# Trigonometry Missing Sides

## Important notes

In the Trigonometry missing angles we explored the trigonometry formulae and came up with SOHCAHTOA to help in remembering them. The concept explored here is very similar to what we explored in the missing angles chapter. We saw that given the triangle below;

The formulae that can be used to find the angle a° are;

## Finding missing sides using cosine

This section explores finding missing sides by using the cosine formula;

First we identify the sides that are known or available. We have the Adjacent and Hypotenuse x is the adjacent. The Hypotenuse has been given with a value 13.

We must identify what function to use to find the unknown side x. The formulae we have are sine, cosine, or tangent.

In this example we must use the cosine formula because it involves the adjacent and the hypotenuse;

All we have to do is substitute in the known values to find the unknown values as shown below;

We must then rearrange to make x the subject since it is the value that we are after.

Now we need to work out the value of 13cos(40°) on the calculator and round off to 2d.p, the answer would be;

## Finding missing sides using sine

In this section we shall explore how to find missing sides of triangles by using the sine formula.

First we identify the known sides. We know the Opposite and Hypotenuse; x is opposite while 41 is the hypotenuse. Next we need to identify the function to use; whether sine, cosine, or tangent.

Above we can see that we need to use the sine function. The formula that we need to use is shown below.

Then we substituted in the values in the formula.

…next we rearrange to get x on its own since it is the value that we’re trying to find;

Next we work out 41sin25° calculator and round off to 2 decimal places.

## Finding missing sides using tangent

This section explores how to find missing sides using tangent. The triangle shown below should help in this practice.

First we need to identify the known or available sides. We know the Opposite and Adjacent; x is opposite while 24 is the adjacent. Next we need to identify the function to use;

The function to use is the tangent formula as we can see above the function states that;

Next we substitute in the known values as shown below;

…then we rearrange to get x on its own since it is the value we’re trying to find;

Next we work out 24tan13° on the calculator and round off to 2 decimal places.

## x on the bottom of the equation

You’ll find some difficult when x is on the bottom of the equation. The triangle below should help to explore the problem;

First we identify the knowns sides.
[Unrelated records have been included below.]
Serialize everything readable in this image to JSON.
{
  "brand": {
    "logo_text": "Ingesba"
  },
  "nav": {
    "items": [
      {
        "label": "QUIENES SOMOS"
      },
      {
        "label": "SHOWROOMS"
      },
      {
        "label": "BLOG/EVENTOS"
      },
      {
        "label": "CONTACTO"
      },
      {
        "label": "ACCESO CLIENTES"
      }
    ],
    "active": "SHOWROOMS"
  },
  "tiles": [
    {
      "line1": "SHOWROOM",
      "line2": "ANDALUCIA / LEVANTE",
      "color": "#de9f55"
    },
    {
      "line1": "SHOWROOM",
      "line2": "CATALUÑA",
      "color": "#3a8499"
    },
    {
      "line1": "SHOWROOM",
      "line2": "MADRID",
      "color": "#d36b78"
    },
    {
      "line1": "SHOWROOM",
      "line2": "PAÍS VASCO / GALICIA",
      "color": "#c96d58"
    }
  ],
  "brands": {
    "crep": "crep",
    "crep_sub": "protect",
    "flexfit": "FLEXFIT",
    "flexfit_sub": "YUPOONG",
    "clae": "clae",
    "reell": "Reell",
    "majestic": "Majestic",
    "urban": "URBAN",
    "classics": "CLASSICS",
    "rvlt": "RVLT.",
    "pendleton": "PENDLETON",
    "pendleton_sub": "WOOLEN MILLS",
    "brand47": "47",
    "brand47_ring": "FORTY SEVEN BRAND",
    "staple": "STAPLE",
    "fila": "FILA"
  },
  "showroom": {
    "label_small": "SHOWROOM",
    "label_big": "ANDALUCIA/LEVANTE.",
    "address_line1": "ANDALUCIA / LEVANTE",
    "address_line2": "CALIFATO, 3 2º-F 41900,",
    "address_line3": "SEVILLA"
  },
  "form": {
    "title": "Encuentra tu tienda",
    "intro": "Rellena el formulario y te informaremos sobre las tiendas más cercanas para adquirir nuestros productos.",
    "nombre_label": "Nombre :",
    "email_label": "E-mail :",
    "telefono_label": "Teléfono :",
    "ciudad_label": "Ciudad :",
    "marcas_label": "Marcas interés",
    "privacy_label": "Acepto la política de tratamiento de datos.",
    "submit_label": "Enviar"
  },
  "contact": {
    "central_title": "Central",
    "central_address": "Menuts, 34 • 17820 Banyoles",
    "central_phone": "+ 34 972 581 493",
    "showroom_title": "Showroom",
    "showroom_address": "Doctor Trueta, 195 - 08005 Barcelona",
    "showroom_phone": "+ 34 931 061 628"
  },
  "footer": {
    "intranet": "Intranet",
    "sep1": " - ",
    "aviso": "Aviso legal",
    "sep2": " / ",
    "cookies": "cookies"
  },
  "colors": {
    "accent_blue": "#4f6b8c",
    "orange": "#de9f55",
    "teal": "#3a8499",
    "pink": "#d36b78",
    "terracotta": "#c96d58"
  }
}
In the triangle above we know the Adjacent and Hypotenuse. 17 is adjacent and x is the hypotenuse, looking at;

## Exam question

In this section we shall look at a previous exam question;- Calculate the length x
- Calculate the angle CDB

Let angle CDB = a